* **Exercise requirements**
An exact copy of every entry is needed, without the pictures.

___ Data for this exercise ___

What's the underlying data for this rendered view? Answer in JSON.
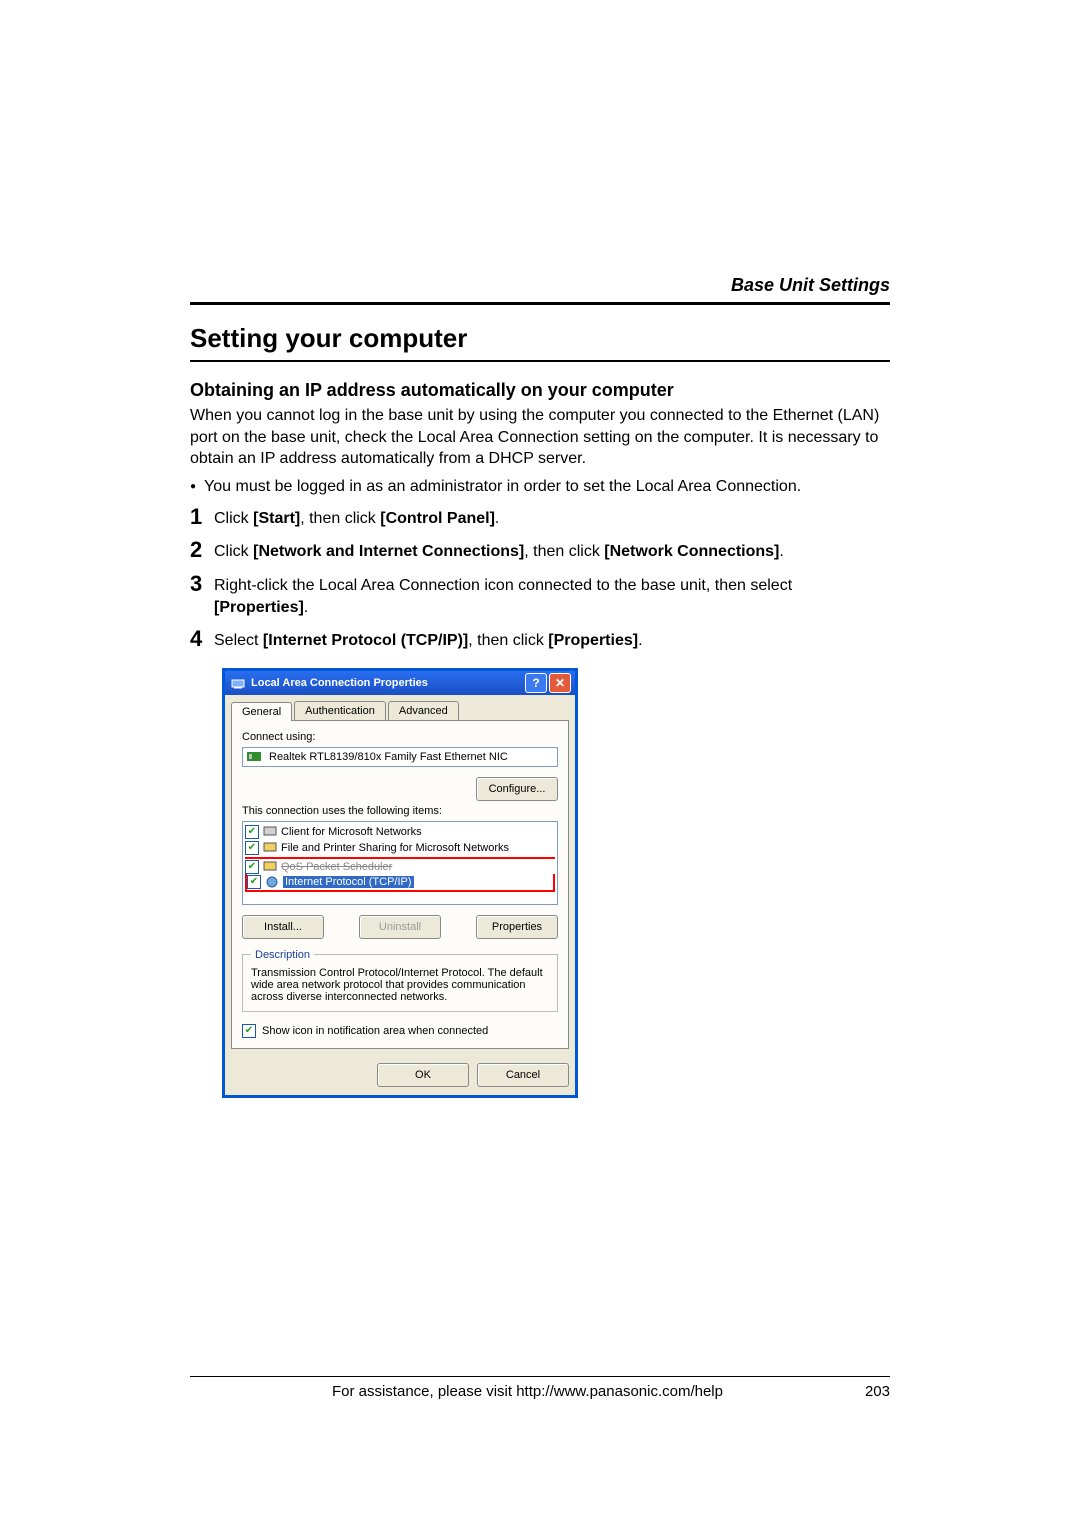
{
  "header": {
    "section": "Base Unit Settings"
  },
  "title": "Setting your computer",
  "subhead": "Obtaining an IP address automatically on your computer",
  "intro": "When you cannot log in the base unit by using the computer you connected to the Ethernet (LAN) port on the base unit, check the Local Area Connection setting on the computer. It is necessary to obtain an IP address automatically from a DHCP server.",
  "bullet1": "You must be logged in as an administrator in order to set the Local Area Connection.",
  "steps": [
    {
      "pre": "Click ",
      "b1": "[Start]",
      "mid": ", then click ",
      "b2": "[Control Panel]",
      "post": "."
    },
    {
      "pre": "Click ",
      "b1": "[Network and Internet Connections]",
      "mid": ", then click ",
      "b2": "[Network Connections]",
      "post": "."
    },
    {
      "pre": "Right-click the Local Area Connection icon connected to the base unit, then select ",
      "b1": "[Properties]",
      "mid": "",
      "b2": "",
      "post": "."
    },
    {
      "pre": "Select ",
      "b1": "[Internet Protocol (TCP/IP)]",
      "mid": ", then click ",
      "b2": "[Properties]",
      "post": "."
    }
  ],
  "dialog": {
    "title": "Local Area Connection Properties",
    "tabs": {
      "t1": "General",
      "t2": "Authentication",
      "t3": "Advanced"
    },
    "connect_using_label": "Connect using:",
    "nic_text": "Realtek RTL8139/810x Family Fast Ethernet NIC",
    "configure_btn": "Configure...",
    "items_label": "This connection uses the following items:",
    "items": [
      "Client for Microsoft Networks",
      "File and Printer Sharing for Microsoft Networks",
      "QoS Packet Scheduler",
      "Internet Protocol (TCP/IP)"
    ],
    "install_btn": "Install...",
    "uninstall_btn": "Uninstall",
    "properties_btn": "Properties",
    "desc_legend": "Description",
    "desc_text": "Transmission Control Protocol/Internet Protocol. The default wide area network protocol that provides communication across diverse interconnected networks.",
    "show_icon_label": "Show icon in notification area when connected",
    "ok_btn": "OK",
    "cancel_btn": "Cancel"
  },
  "footer": {
    "assist": "For assistance, please visit http://www.panasonic.com/help",
    "page": "203"
  }
}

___

* **Result of the exercise**
What's the underlying data for this rendered view? Answer in JSON.
{
  "header": {
    "section": "Base Unit Settings"
  },
  "title": "Setting your computer",
  "subhead": "Obtaining an IP address automatically on your computer",
  "intro": "When you cannot log in the base unit by using the computer you connected to the Ethernet (LAN) port on the base unit, check the Local Area Connection setting on the computer. It is necessary to obtain an IP address automatically from a DHCP server.",
  "bullet1": "You must be logged in as an administrator in order to set the Local Area Connection.",
  "steps": [
    {
      "pre": "Click ",
      "b1": "[Start]",
      "mid": ", then click ",
      "b2": "[Control Panel]",
      "post": "."
    },
    {
      "pre": "Click ",
      "b1": "[Network and Internet Connections]",
      "mid": ", then click ",
      "b2": "[Network Connections]",
      "post": "."
    },
    {
      "pre": "Right-click the Local Area Connection icon connected to the base unit, then select ",
      "b1": "[Properties]",
      "mid": "",
      "b2": "",
      "post": "."
    },
    {
      "pre": "Select ",
      "b1": "[Internet Protocol (TCP/IP)]",
      "mid": ", then click ",
      "b2": "[Properties]",
      "post": "."
    }
  ],
  "dialog": {
    "title": "Local Area Connection Properties",
    "tabs": {
      "t1": "General",
      "t2": "Authentication",
      "t3": "Advanced"
    },
    "connect_using_label": "Connect using:",
    "nic_text": "Realtek RTL8139/810x Family Fast Ethernet NIC",
    "configure_btn": "Configure...",
    "items_label": "This connection uses the following items:",
    "items": [
      "Client for Microsoft Networks",
      "File and Printer Sharing for Microsoft Networks",
      "QoS Packet Scheduler",
      "Internet Protocol (TCP/IP)"
    ],
    "install_btn": "Install...",
    "uninstall_btn": "Uninstall",
    "properties_btn": "Properties",
    "desc_legend": "Description",
    "desc_text": "Transmission Control Protocol/Internet Protocol. The default wide area network protocol that provides communication across diverse interconnected networks.",
    "show_icon_label": "Show icon in notification area when connected",
    "ok_btn": "OK",
    "cancel_btn": "Cancel"
  },
  "footer": {
    "assist": "For assistance, please visit http://www.panasonic.com/help",
    "page": "203"
  }
}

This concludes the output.